The Texas Health and Human Services Commission warned the Dallas office of the International Rescue Committee in a letter last week that it would be in violation of its contract with the state if it did not comply with Governor Greg Abbott’s order to stop accepting Syrian refugees.
Abbott, a Republican, is concerned that U.S. security screening is ineffective and could allow in people with ties to terrorism, the letter said, giving the group until Monday to reply.
“As part of our mission and mandate from the U.S. Federal government, we will continue to resettle refugees in Texas and other states,” a spokeswoman for the International Rescue Committee said in response to a Reuters email.

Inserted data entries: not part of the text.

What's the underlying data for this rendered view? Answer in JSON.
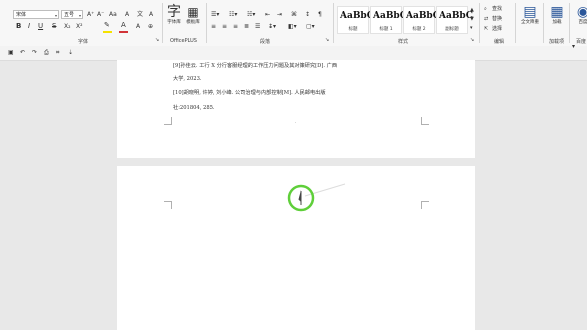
{
  "ribbon": {
    "font": {
      "font_name": "宋体",
      "font_size": "五号",
      "label": "字体",
      "grow": "A⁺",
      "shrink": "A⁻",
      "aa": "Aa",
      "clear": "A",
      "char_a": "A",
      "bold": "B",
      "italic": "I",
      "underline": "U",
      "strike": "S",
      "sub": "X₂",
      "sup": "X²",
      "font_color_a": "A",
      "wen": "文"
    },
    "officeplus": {
      "btn1": "字体库",
      "btn2": "模板库",
      "label": "OfficePLUS"
    },
    "paragraph": {
      "label": "段落"
    },
    "styles": {
      "label": "样式",
      "items": [
        {
          "sample": "AaBbC",
          "name": "标题"
        },
        {
          "sample": "AaBbC",
          "name": "标题 1"
        },
        {
          "sample": "AaBbC",
          "name": "标题 2"
        },
        {
          "sample": "AaBbC",
          "name": "副标题"
        }
      ]
    },
    "editing": {
      "find": "查找",
      "replace": "替换",
      "select": "选择",
      "label": "编辑"
    },
    "fulltext": {
      "label": "全文降重"
    },
    "addins": {
      "btn": "加载",
      "label": "加载项"
    },
    "right_cut": {
      "btn": "百度",
      "label": "百度"
    }
  },
  "document": {
    "references": [
      "[9]孙佳云. 工行 X 分行客服经理的工作压力问题及其对策研究[D]. 广西",
      "大学, 2023.",
      "[10]胡晓明, 许婷, 刘小峰. 公司治理与内部控制[M]. 人民邮电出版",
      "社:201804, 285."
    ]
  },
  "colors": {
    "accent": "#2b579a",
    "cursor_ring": "#5fcf3a",
    "font_red": "#d13438",
    "highlight_yellow": "#f5e200"
  },
  "icons": [
    "font-color-icon",
    "highlight-icon",
    "find-icon",
    "replace-icon",
    "select-icon",
    "cursor-highlight-icon"
  ]
}
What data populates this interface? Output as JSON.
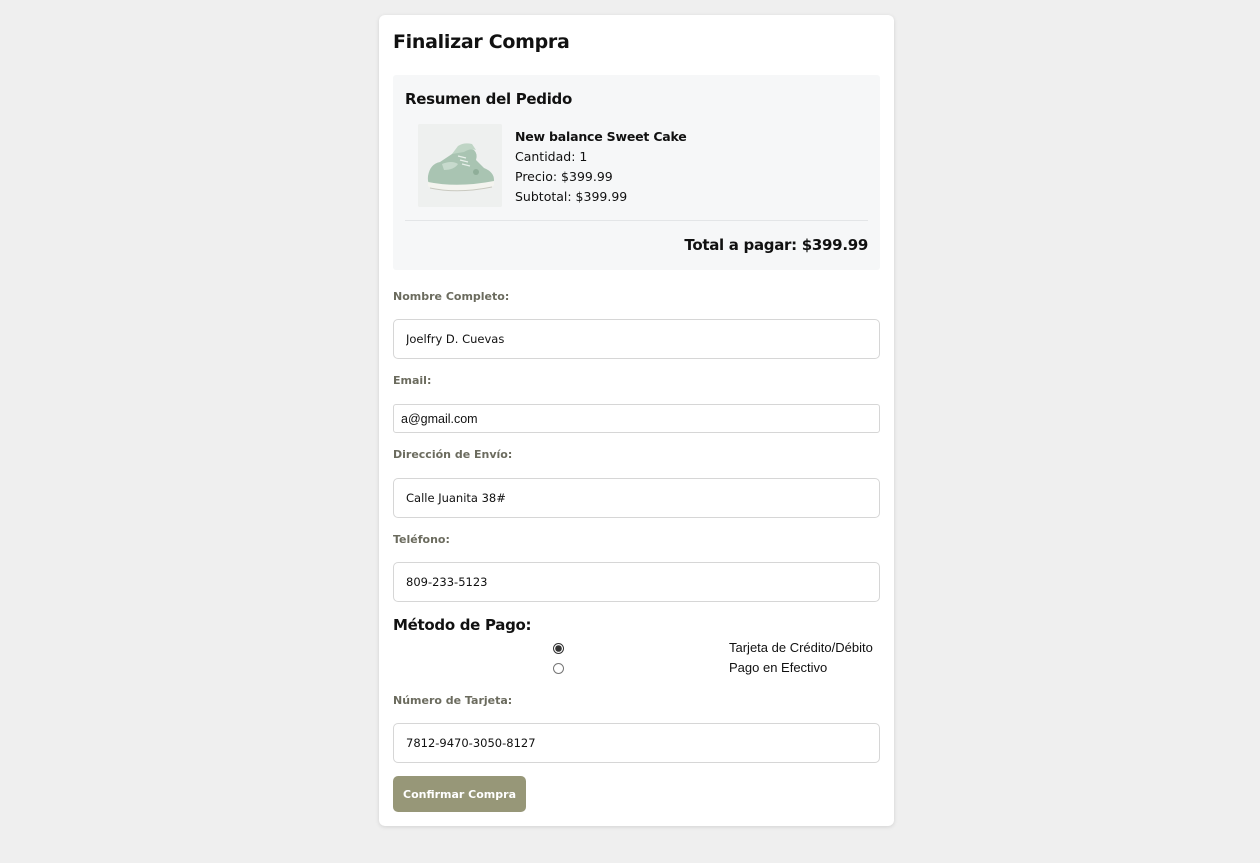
{
  "page": {
    "title": "Finalizar Compra"
  },
  "summary": {
    "title": "Resumen del Pedido",
    "product": {
      "name": "New balance Sweet Cake",
      "quantity": "Cantidad: 1",
      "price": "Precio: $399.99",
      "subtotal": "Subtotal: $399.99",
      "image_icon": "sneaker-image"
    },
    "total": "Total a pagar: $399.99"
  },
  "form": {
    "name_label": "Nombre Completo:",
    "name_value": "Joelfry D. Cuevas",
    "email_label": "Email:",
    "email_value": "a@gmail.com",
    "address_label": "Dirección de Envío:",
    "address_value": "Calle Juanita 38#",
    "phone_label": "Teléfono:",
    "phone_value": "809-233-5123"
  },
  "payment": {
    "title": "Método de Pago:",
    "options": [
      {
        "label": "Tarjeta de Crédito/Débito",
        "selected": true
      },
      {
        "label": "Pago en Efectivo",
        "selected": false
      }
    ],
    "card_label": "Número de Tarjeta:",
    "card_value": "7812-9470-3050-8127"
  },
  "actions": {
    "confirm_label": "Confirmar Compra"
  },
  "colors": {
    "accent": "#979778",
    "label": "#6b6b5e",
    "background": "#efefef"
  }
}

The group said in a statement it would like to meet Abbott and other state officials to discuss the resettlement of Syrian refugees.
The head of the Texas health commission, Chris Traylor, wrote to the group last week: “We have been unable to achieve cooperation with your agency. Specifically, your agency insists on resettling certain refugees from Syria in the near future.”
Texas leads the United States in resettling Syrian refugees from their country’s four-year civil war. But it became one of the first of more than 30 U.S. states to say they would refuse to accept Syrian refugees in statements following the deadly Paris attacks this month.
The opposition was part of a backlash against President Barack Obama’s plan to accept 10,000 Syrian refugees in the coming year. The U.S. House of Representatives, defying a veto threat by Obama, has passed Republican-backed legislation to suspend the refugee program.
Refugee advocates have said the governors have no legal power to exclude entry based on a person’s nationality to anyone in the United States legally.
They have also argued that the governors, mostly Republicans, are targeting those who are overwhelmingly victims rather than perpetrators of violence in Syria.The Texas commission said other resettlement agencies had agreed to find alternative placement options for Syrians who would otherwise relocate to Texas.
Texas has housed 180 Syrian refugees since Syria’s civil war began in 2011, according to the U.S. Department of Health and Human Services.
Writing by Jon Herskovitz; Editing by Peter Cooney